Personally, I favor a massively downsized focus on the PB as CEO. I have mixed feelings about the PB keeping a See or resigning; more on that, if anyone wants to hear. But in any case, the PB should be the pastor to our bishops, the spokesperson for our church, and the leader of our bishops. Let’s get a General Secretary or Executive Director (not a CEO, please) to lead the church center staff. The PB needs a very small personal staff, and they should report to him or her; the rest of the denominational staff should report to a General Secretary who is accountable directly to Executive Council. We could get our General Secretary either through an election, a confirmed joint appointment from the PB/PHoD, or a standard job search with a Council hiring committee recommending to the entire Council. Let’s have our Primate focus on the work of sacramental and pastoral leadership, while our executive focuses on administration. This will give our staff some very clear lines of accountability, which they desperately need. If you wonder why our hard-working staff at 815 can’t get more done, it’s because they’re beholden to a PB, to Executive Council, to General Convention, to various CCABs, and to sundry self-appointed Very Important Stakeholders. We can fix that, which will be better for everyone.
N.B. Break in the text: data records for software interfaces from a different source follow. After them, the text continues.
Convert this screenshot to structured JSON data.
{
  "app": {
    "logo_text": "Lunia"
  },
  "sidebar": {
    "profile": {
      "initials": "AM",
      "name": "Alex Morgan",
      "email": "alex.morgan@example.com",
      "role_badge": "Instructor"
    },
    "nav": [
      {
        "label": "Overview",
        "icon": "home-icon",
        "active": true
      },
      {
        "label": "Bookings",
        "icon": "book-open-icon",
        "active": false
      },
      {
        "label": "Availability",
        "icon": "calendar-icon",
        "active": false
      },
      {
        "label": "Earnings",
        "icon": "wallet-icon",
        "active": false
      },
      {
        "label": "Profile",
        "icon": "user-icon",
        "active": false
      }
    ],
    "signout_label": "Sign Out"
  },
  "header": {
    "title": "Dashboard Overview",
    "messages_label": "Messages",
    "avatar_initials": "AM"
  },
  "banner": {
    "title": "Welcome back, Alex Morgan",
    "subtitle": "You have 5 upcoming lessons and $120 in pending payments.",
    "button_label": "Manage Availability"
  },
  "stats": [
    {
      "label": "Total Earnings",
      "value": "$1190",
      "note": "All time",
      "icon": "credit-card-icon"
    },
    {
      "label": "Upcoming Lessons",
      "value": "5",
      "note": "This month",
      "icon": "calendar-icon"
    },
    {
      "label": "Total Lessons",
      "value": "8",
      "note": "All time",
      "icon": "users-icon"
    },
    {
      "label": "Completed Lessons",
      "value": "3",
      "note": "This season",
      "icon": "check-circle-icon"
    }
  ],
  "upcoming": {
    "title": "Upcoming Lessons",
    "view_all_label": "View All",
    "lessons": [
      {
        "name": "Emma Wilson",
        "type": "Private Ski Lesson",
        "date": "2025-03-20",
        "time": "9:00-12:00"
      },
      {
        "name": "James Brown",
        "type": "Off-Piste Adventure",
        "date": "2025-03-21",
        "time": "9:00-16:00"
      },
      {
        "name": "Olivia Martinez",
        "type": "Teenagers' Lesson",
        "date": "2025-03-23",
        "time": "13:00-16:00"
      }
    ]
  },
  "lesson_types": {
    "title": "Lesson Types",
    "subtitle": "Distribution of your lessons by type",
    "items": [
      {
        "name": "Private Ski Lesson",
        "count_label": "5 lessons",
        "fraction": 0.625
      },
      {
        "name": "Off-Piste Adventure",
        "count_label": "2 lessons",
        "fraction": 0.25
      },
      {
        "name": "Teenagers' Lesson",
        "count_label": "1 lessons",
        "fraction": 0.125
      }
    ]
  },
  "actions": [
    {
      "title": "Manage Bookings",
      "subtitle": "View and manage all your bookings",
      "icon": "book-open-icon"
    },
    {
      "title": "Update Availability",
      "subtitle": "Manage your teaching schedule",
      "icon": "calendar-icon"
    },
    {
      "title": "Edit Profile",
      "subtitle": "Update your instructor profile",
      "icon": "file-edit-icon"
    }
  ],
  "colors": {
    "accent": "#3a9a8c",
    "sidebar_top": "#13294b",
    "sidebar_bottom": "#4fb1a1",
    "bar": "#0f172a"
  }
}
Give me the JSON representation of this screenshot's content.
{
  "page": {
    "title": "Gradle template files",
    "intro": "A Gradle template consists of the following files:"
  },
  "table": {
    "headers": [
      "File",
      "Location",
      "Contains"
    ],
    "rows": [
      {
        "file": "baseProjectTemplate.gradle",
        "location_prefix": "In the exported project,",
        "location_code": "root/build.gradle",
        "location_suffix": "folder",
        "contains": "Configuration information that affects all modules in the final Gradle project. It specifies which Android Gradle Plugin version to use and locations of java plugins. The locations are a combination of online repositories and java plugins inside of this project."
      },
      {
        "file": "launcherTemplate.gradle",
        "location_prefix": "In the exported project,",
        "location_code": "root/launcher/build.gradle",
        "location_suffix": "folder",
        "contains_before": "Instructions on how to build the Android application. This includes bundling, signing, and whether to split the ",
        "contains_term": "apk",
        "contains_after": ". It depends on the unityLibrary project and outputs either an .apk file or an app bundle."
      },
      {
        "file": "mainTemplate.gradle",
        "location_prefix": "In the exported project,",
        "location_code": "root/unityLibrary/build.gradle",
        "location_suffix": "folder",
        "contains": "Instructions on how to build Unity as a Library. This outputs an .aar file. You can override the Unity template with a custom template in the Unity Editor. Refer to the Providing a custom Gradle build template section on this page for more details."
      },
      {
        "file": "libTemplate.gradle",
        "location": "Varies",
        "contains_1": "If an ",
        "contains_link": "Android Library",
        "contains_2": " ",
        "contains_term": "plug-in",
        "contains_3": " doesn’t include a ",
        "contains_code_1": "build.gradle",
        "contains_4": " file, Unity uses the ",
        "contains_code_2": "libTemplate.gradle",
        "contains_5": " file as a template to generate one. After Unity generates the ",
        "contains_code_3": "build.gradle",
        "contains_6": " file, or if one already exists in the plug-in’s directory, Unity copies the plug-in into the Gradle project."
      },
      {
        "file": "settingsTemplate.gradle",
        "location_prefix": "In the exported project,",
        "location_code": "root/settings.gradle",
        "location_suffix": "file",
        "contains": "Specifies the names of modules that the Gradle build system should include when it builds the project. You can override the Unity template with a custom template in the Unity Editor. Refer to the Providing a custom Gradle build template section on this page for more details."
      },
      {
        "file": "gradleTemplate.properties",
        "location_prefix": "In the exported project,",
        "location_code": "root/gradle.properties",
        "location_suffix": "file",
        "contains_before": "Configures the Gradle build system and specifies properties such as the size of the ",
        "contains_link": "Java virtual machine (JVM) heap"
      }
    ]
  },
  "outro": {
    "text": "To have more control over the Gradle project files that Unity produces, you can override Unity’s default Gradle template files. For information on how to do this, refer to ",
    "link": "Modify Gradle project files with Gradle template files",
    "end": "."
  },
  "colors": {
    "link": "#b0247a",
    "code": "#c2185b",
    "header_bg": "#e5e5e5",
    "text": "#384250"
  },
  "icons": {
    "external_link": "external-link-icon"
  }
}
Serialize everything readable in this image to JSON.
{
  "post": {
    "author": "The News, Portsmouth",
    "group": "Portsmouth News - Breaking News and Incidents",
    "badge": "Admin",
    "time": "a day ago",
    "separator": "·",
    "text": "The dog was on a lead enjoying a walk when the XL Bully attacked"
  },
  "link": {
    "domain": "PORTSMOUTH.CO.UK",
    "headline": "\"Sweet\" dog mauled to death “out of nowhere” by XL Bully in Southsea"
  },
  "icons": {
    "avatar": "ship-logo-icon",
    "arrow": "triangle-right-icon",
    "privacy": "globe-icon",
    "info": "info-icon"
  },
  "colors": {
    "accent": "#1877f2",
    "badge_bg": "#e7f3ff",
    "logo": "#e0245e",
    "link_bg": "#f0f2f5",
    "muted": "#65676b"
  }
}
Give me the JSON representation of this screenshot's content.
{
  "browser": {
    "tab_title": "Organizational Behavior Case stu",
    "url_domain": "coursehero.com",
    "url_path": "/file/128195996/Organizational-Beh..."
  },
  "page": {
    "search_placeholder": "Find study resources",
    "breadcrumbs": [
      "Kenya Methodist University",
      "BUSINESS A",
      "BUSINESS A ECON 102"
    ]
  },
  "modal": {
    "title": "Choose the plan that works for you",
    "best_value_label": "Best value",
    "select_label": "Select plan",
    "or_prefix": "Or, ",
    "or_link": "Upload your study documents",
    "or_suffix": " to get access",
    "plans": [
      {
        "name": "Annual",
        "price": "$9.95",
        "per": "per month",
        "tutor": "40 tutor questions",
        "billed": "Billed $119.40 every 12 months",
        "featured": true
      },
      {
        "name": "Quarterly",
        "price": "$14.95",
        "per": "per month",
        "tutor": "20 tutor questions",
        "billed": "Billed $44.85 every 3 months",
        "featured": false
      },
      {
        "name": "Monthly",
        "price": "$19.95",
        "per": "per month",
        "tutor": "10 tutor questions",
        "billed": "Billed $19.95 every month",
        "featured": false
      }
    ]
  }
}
Who could argue against a reduction of the number of Committees, Commissions, Agencies, and Boards? We have nearly 60 of them. It’s not always clear who does what, and lines of accountability are blurred. (Disclosure: I serve at Forward Movement, which is an agency of the church.) If our staff are freed to do more work, and if we appoint task forces focused on specific tasks, we simply won’t need as many committees. As TREC noted earlier, we can use more networks, some ad hoc, some organized, etc., to get stuff done. Down with corporate bureaucracy, up with mission-oriented flash mobs.
Pay attention to who says what (and why) in the coming months. At the last General Convention, we passed a resolution demanding change and then proceeded to vote down almost every substantive proposal for immediate change. We like the idea of change more than the practice of it. That cannot continue. We must change.
Notice who advocates change or the status quo. Lots of people are invested in claiming new power or keeping the power they have. We need to pay special attention to rare people who might be willing to relinquish power. Notice the subtleties: who wants to see voting, and who wants to see appointments. Why?
Beware of the canard about clericalism. Any effort to reduce committees or the size of General Convention will immediately cause certain folks to claim that bishops are grabbing power. (This is one reason why I propose a massive downsize of the House of Bishops at General Convention.) Maybe there is clericalism at work, and perhaps as a priest I’m blind to it. But maybe there are people invested in the current system, and “empowerment of the laity” is a convenient wedge to drive into the movement for change. Ask questions and notice connections.
I could say more, but this is enough to get us started. And I have a plane to catch.
To get this online before I board, I haven’t proofread any of this. Please forgive typos (or tell me about them in the comments.) I’ll edit and update in a few hours. Enjoy!